* [WHAT YOU SHOULD DO]:
Every record below should be repeated exactly. Omit the pictures.

* [PROVIDED INFORMATION]:

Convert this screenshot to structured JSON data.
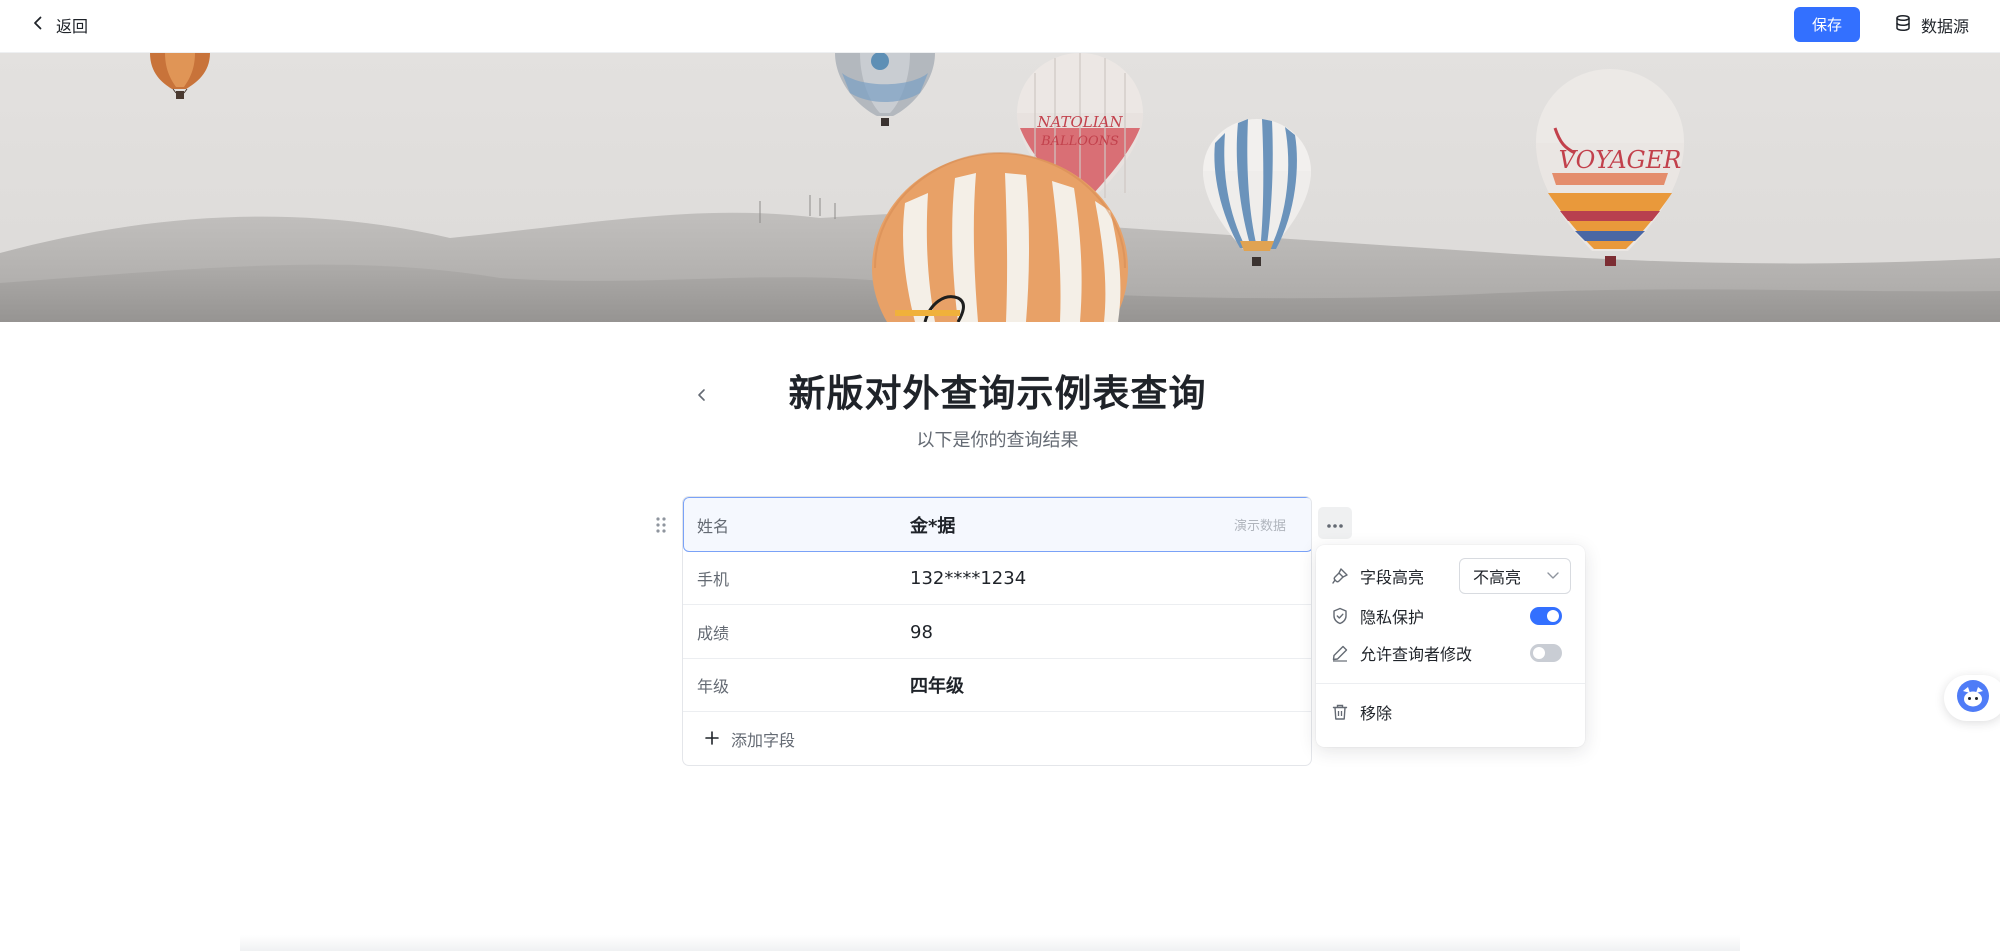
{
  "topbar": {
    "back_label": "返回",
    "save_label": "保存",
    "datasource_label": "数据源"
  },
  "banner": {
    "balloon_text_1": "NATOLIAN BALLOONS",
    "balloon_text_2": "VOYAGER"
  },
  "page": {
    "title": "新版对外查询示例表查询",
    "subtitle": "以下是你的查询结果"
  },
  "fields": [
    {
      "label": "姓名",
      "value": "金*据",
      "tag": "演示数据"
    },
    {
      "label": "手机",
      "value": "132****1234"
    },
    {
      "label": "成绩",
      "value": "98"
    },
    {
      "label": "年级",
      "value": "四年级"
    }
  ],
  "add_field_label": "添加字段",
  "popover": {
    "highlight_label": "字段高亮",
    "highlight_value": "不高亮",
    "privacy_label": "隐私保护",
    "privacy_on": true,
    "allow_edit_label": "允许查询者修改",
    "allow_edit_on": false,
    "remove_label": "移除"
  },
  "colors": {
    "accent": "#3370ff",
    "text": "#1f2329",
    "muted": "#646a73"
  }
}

* [FINAL ANSWER]:
Convert this screenshot to structured JSON data.
{
  "topbar": {
    "back_label": "返回",
    "save_label": "保存",
    "datasource_label": "数据源"
  },
  "banner": {
    "balloon_text_1": "NATOLIAN BALLOONS",
    "balloon_text_2": "VOYAGER"
  },
  "page": {
    "title": "新版对外查询示例表查询",
    "subtitle": "以下是你的查询结果"
  },
  "fields": [
    {
      "label": "姓名",
      "value": "金*据",
      "tag": "演示数据"
    },
    {
      "label": "手机",
      "value": "132****1234"
    },
    {
      "label": "成绩",
      "value": "98"
    },
    {
      "label": "年级",
      "value": "四年级"
    }
  ],
  "add_field_label": "添加字段",
  "popover": {
    "highlight_label": "字段高亮",
    "highlight_value": "不高亮",
    "privacy_label": "隐私保护",
    "privacy_on": true,
    "allow_edit_label": "允许查询者修改",
    "allow_edit_on": false,
    "remove_label": "移除"
  },
  "colors": {
    "accent": "#3370ff",
    "text": "#1f2329",
    "muted": "#646a73"
  }
}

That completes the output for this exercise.